A study released Thursday by Mobil Oil Corp. has concluded that continued use of acutely toxic hydrofluoric acid at the Torrance refinery poses almost no risk to the public.
The comprehensive risk assessment prepared for the city of Torrance by a team of consultants concluded that there is less than a 1% chance per year of a single death occurring in the community from use of the lethal acid.
Expressed another way, the study said the overall risk posed by hydrofluoric acid--which is used to boost the octane of unleaded gasoline--is 1.21 fatalities per 100 years. By contrast, an average of 15 people die each year in automobile accidents in Torrance, the study said.
“It’s certainly not worth losing sleep over,” Mobil refinery manager Wyman D. Robb told reporters. “The risk is reasonable. . . . I would hope the public would be reassured that Mobil is doing everything we can to minimize the risk.”
But Torrance City Councilman Dan Walker, author of a proposed ballot initiative aimed at forcing Mobil to stop using hydrofluoric acid in the city, immediately dismissed the consultants’ findings.
“When Mobil says that Mobil’s plant is safe, that has . . . no credibility,” Walker said in an interview. “Of course it says not to worry.”
Walker vowed to go forward with his initiative, saying safety equipment is susceptible to human error. “Machines break down, computers malfunction, people malfunction. You have a hazard that is too large for this community.”
And he criticized those who minimize the risk. “I don’t see the plant manager living across the street from the refinery or having his family there,” he said.
An excess of hydrofluoric acid in a unit at the Torrance refinery caused a thunderous explosion Nov. 24, 1987, and sparked a spectacular fire that burned for two days. Concern about use of the chemical has grown in the aftermath of the blast and a series of smaller explosions, fires and accidents in other parts of the refinery.

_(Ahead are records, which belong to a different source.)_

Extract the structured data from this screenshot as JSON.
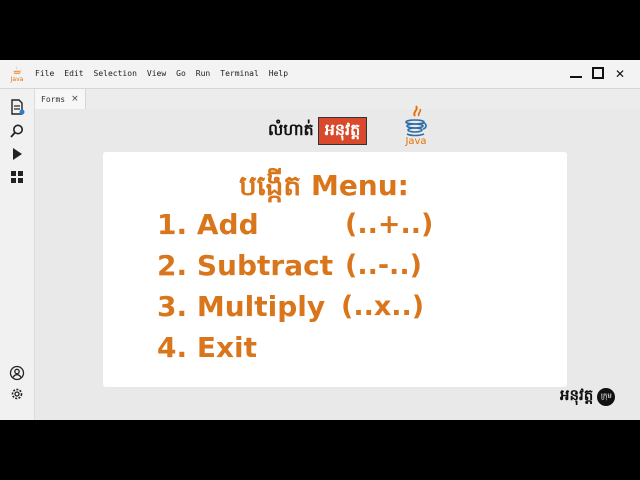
{
  "menubar": {
    "logo_text": "Java",
    "items": [
      "File",
      "Edit",
      "Selection",
      "View",
      "Go",
      "Run",
      "Terminal",
      "Help"
    ]
  },
  "window_controls": {
    "close_label": "✕"
  },
  "tab": {
    "label": "Forms",
    "close_label": "×"
  },
  "header": {
    "title_plain": "លំហាត់",
    "title_box": "អនុវត្ត",
    "java_word": "Java"
  },
  "content": {
    "title": "បង្កើត Menu:",
    "items": [
      {
        "label": "1. Add",
        "op": "(..+..)"
      },
      {
        "label": "2. Subtract",
        "op": "(..-..)"
      },
      {
        "label": "3. Multiply",
        "op": "(..x..)"
      },
      {
        "label": "4. Exit",
        "op": ""
      }
    ]
  },
  "brand": {
    "text": "អនុវត្ត",
    "badge": "ក្រុម"
  },
  "colors": {
    "accent": "#d9761c",
    "title_box": "#d84a2b",
    "java": "#e76f00"
  }
}
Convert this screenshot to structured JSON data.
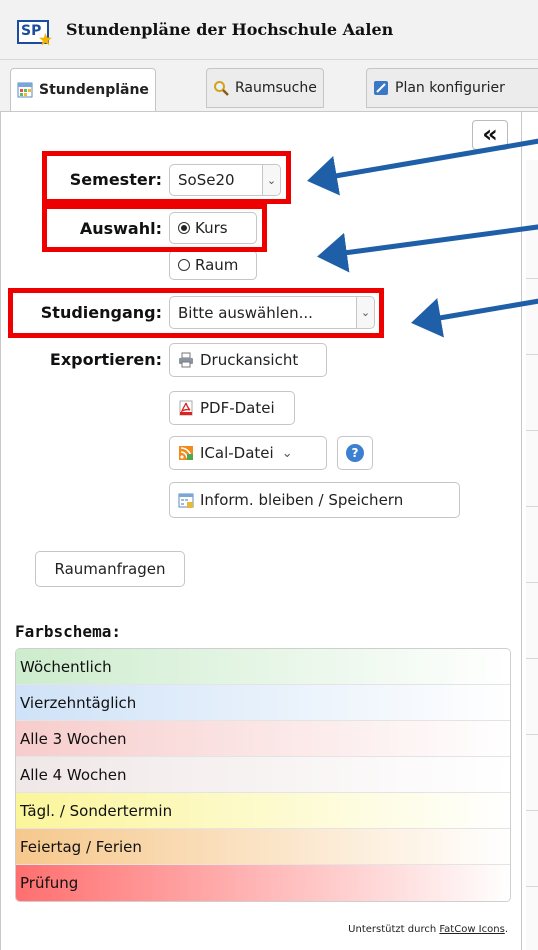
{
  "app": {
    "logo_text": "SP",
    "title": "Stundenpläne der Hochschule Aalen"
  },
  "tabs": [
    {
      "label": "Stundenpläne",
      "icon": "calendar-grid-icon",
      "active": true
    },
    {
      "label": "Raumsuche",
      "icon": "magnifier-icon",
      "active": false
    },
    {
      "label": "Plan konfigurier",
      "icon": "pencil-icon",
      "active": false
    }
  ],
  "collapse": {
    "label": "«"
  },
  "form": {
    "semester_label": "Semester:",
    "semester_value": "SoSe20",
    "auswahl_label": "Auswahl:",
    "option_kurs": "Kurs",
    "option_raum": "Raum",
    "selected_option": "Kurs",
    "studiengang_label": "Studiengang:",
    "studiengang_value": "Bitte auswählen...",
    "export_label": "Exportieren:"
  },
  "export": {
    "print": "Druckansicht",
    "pdf": "PDF-Datei",
    "ical": "ICal-Datei",
    "subscribe": "Inform. bleiben / Speichern",
    "help_symbol": "?"
  },
  "room_request": "Raumanfragen",
  "color_scheme": {
    "title": "Farbschema:",
    "items": [
      {
        "label": "Wöchentlich",
        "from": "#cdeccd",
        "to": "#ffffff"
      },
      {
        "label": "Vierzehntäglich",
        "from": "#cfe2f7",
        "to": "#ffffff"
      },
      {
        "label": "Alle 3 Wochen",
        "from": "#f7cccc",
        "to": "#ffffff"
      },
      {
        "label": "Alle 4 Wochen",
        "from": "#f0e7e7",
        "to": "#ffffff"
      },
      {
        "label": "Tägl. / Sondertermin",
        "from": "#fbf59a",
        "to": "#ffffff"
      },
      {
        "label": "Feiertag / Ferien",
        "from": "#f6c88c",
        "to": "#ffffff"
      },
      {
        "label": "Prüfung",
        "from": "#ff6f6f",
        "to": "#ffffff"
      }
    ]
  },
  "credit": {
    "text": "Unterstützt durch ",
    "link": "FatCow Icons",
    "suffix": "."
  },
  "annotation_colors": {
    "highlight": "#ee0000",
    "arrow": "#1f5fa8"
  }
}
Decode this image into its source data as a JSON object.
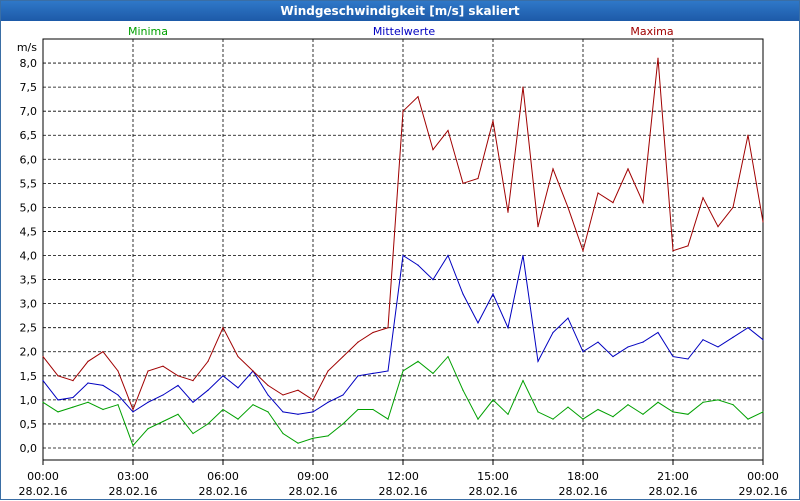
{
  "window": {
    "title": "Windgeschwindigkeit [m/s] skaliert"
  },
  "colors": {
    "minima": "#00a000",
    "mittelwerte": "#0000c0",
    "maxima": "#a00000",
    "grid": "#000000"
  },
  "chart_data": {
    "type": "line",
    "title": "Windgeschwindigkeit [m/s] skaliert",
    "ylabel": "m/s",
    "xlabel": "",
    "ylim": [
      -0.25,
      8.5
    ],
    "xlim": [
      0,
      24
    ],
    "grid": true,
    "legend": "top",
    "yticks": [
      "0,0",
      "0,5",
      "1,0",
      "1,5",
      "2,0",
      "2,5",
      "3,0",
      "3,5",
      "4,0",
      "4,5",
      "5,0",
      "5,5",
      "6,0",
      "6,5",
      "7,0",
      "7,5",
      "8,0"
    ],
    "xticks": [
      {
        "time": "00:00",
        "date": "28.02.16"
      },
      {
        "time": "03:00",
        "date": "28.02.16"
      },
      {
        "time": "06:00",
        "date": "28.02.16"
      },
      {
        "time": "09:00",
        "date": "28.02.16"
      },
      {
        "time": "12:00",
        "date": "28.02.16"
      },
      {
        "time": "15:00",
        "date": "28.02.16"
      },
      {
        "time": "18:00",
        "date": "28.02.16"
      },
      {
        "time": "21:00",
        "date": "28.02.16"
      },
      {
        "time": "00:00",
        "date": "29.02.16"
      }
    ],
    "x_hours": [
      0,
      0.5,
      1,
      1.5,
      2,
      2.5,
      3,
      3.5,
      4,
      4.5,
      5,
      5.5,
      6,
      6.5,
      7,
      7.5,
      8,
      8.5,
      9,
      9.5,
      10,
      10.5,
      11,
      11.5,
      12,
      12.5,
      13,
      13.5,
      14,
      14.5,
      15,
      15.5,
      16,
      16.5,
      17,
      17.5,
      18,
      18.5,
      19,
      19.5,
      20,
      20.5,
      21,
      21.5,
      22,
      22.5,
      23,
      23.5,
      24
    ],
    "series": [
      {
        "name": "Minima",
        "key": "minima",
        "values": [
          0.95,
          0.75,
          0.85,
          0.95,
          0.8,
          0.9,
          0.05,
          0.4,
          0.55,
          0.7,
          0.3,
          0.5,
          0.8,
          0.6,
          0.9,
          0.75,
          0.3,
          0.1,
          0.2,
          0.25,
          0.5,
          0.8,
          0.8,
          0.6,
          1.6,
          1.8,
          1.55,
          1.9,
          1.2,
          0.6,
          1.0,
          0.7,
          1.4,
          0.75,
          0.6,
          0.85,
          0.6,
          0.8,
          0.65,
          0.9,
          0.7,
          0.95,
          0.75,
          0.7,
          0.95,
          1.0,
          0.9,
          0.6,
          0.75
        ]
      },
      {
        "name": "Mittelwerte",
        "key": "mittelwerte",
        "values": [
          1.4,
          1.0,
          1.05,
          1.35,
          1.3,
          1.1,
          0.75,
          0.95,
          1.1,
          1.3,
          0.95,
          1.2,
          1.5,
          1.25,
          1.6,
          1.1,
          0.75,
          0.7,
          0.75,
          0.95,
          1.1,
          1.5,
          1.55,
          1.6,
          4.0,
          3.8,
          3.5,
          4.0,
          3.2,
          2.6,
          3.2,
          2.5,
          4.0,
          1.8,
          2.4,
          2.7,
          2.0,
          2.2,
          1.9,
          2.1,
          2.2,
          2.4,
          1.9,
          1.85,
          2.25,
          2.1,
          2.3,
          2.5,
          2.25
        ]
      },
      {
        "name": "Maxima",
        "key": "maxima",
        "values": [
          1.9,
          1.5,
          1.4,
          1.8,
          2.0,
          1.6,
          0.8,
          1.6,
          1.7,
          1.5,
          1.4,
          1.8,
          2.5,
          1.9,
          1.6,
          1.3,
          1.1,
          1.2,
          1.0,
          1.6,
          1.9,
          2.2,
          2.4,
          2.5,
          7.0,
          7.3,
          6.2,
          6.6,
          5.5,
          5.6,
          6.8,
          4.9,
          7.5,
          4.6,
          5.8,
          5.0,
          4.1,
          5.3,
          5.1,
          5.8,
          5.1,
          8.1,
          4.1,
          4.2,
          5.2,
          4.6,
          5.0,
          6.5,
          4.7
        ]
      }
    ]
  }
}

Most other refineries in the South Bay use less-toxic sulfuric acid as a catalyst to boost octane. Mobil has estimated that it would cost $100 million to convert the Torrance facility to sulfuric acid. Robb said Thursday that the company has spent $3 million on studies to see if some other catalyst could be used.

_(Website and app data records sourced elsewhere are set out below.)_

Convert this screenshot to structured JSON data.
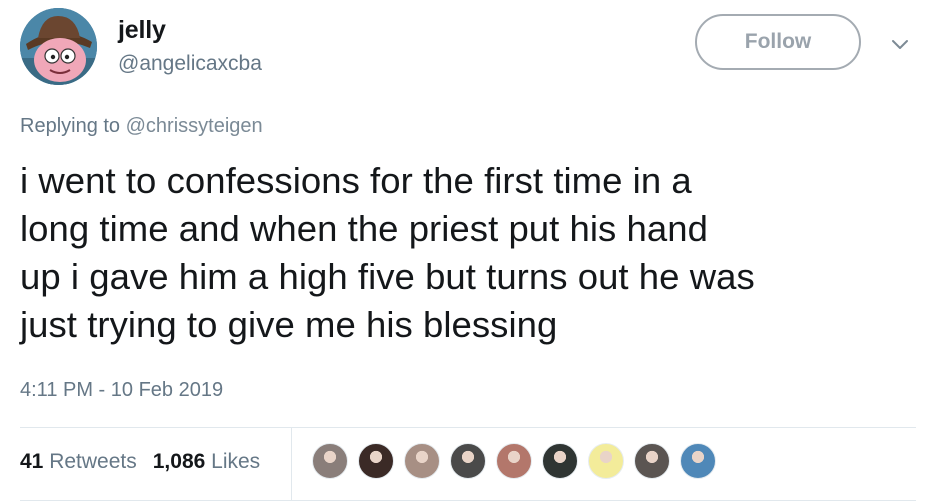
{
  "user": {
    "name": "jelly",
    "handle": "@angelicaxcba"
  },
  "follow": {
    "label": "Follow"
  },
  "reply": {
    "prefix": "Replying to",
    "to": "@chrissyteigen"
  },
  "tweet": {
    "lines": [
      "i went to confessions for the first time in a",
      "long time and when the priest put his hand",
      "up i gave him a high five but turns out he was",
      "just trying to give me his blessing"
    ]
  },
  "timestamp": "4:11 PM - 10 Feb 2019",
  "stats": {
    "retweets_count": "41",
    "retweets_label": "Retweets",
    "likes_count": "1,086",
    "likes_label": "Likes"
  },
  "likers": [
    {
      "name": "liker-1",
      "color": "#8a7e7a"
    },
    {
      "name": "liker-2",
      "color": "#3b2a26"
    },
    {
      "name": "liker-3",
      "color": "#a78f84"
    },
    {
      "name": "liker-4",
      "color": "#4a4a4a"
    },
    {
      "name": "liker-5",
      "color": "#b3776b"
    },
    {
      "name": "liker-6",
      "color": "#2f3533"
    },
    {
      "name": "liker-7",
      "color": "#f3ec9a"
    },
    {
      "name": "liker-8",
      "color": "#5b5552"
    },
    {
      "name": "liker-9",
      "color": "#4f88b8"
    }
  ],
  "colors": {
    "text": "#14171a",
    "secondary": "#657786",
    "border": "#e1e8ed"
  }
}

Requested by City
The $275,000 risk management and prevention program was produced by Technica Inc. and Stone & Webster Environmental Services. The study, paid for by Mobil, was requested a year ago by the Torrance Fire Department under provisions of a state law governing acutely toxic chemicals.
The Torrance City Council will decide next week whether to hire a San Diego-based consultant to determine the adequacy of Mobil’s risk assessment. Additional work may be required if the city finds that the study is flawed.
The study contains 19 pages of recommendations for improving safety systems to minimize the risk of an accident involving hydrofluoric acid, which can produce a ground-hugging vapor cloud that, in sufficient quantities, is deadly to people exposed within five miles downwind.
Robb said the company will follow the report’s recommendations.
“Even though the risk is relatively low,” Robb said, “Mobil is not happy with any risk.”
The improvements include installation by 1991 of a $6-million acid evacuation system that would drain the lethal chemical to a storage tank in an emergency. Robb said the system would “substantially lessen risk of a large release impacting on the community.”
Other improvements will include better training, safety equipment and alarm systems. Altogether, the work will slash the danger to 0.15 fatalities per 100 years, the study said. (Those figures are for the general public and do not include the risk to Mobil employees.)
Robb said the oil industry was surprised by results of tests conducted in the Nevada desert in 1986 and 1987. The tests found that hydrofluoric acid was more dangerous than previously thought because when released it forms a heavy vapor that does not disperse readily.
He said he has contacted Torrance Fire Chief Scott Adams about preparing emergency plans in the event of an accident involving release of the acid.
“The risks are very, very low,” Robb said. “Nevertheless, you want to be ready if something does happen. . . . We should think about what are the best things to do if there is a problem.”
Mobil did not release data on more than 700 accident scenarios that the consultants studied, all involving releases of various amounts of hydrofluoric acid. Krishna S. Mudan, vice president of Technica Inc., said the consultants analyzed the impact of different weather, wind speeds and wind direction.
Robb said that releasing maps showing hypothetical vapor plumes over residential areas would scare people.
The consultants acknowledged that they did not conduct studies to predict what would happen in the event of a major earthquake. Robb said the alkylation unit where hydrofluoric acid is used was built to Torrance building codes and therefore such a study was not required.
Robert W. Myers, environmental program manager for Stone & Webster Environmental Services, the other firm that worked on the Mobil study, said the hydrofluoric acid alkylation unit is in excellent condition after being largely rebuilt in 1987 and 1988.
Times staff writer George Stein contributed to this report.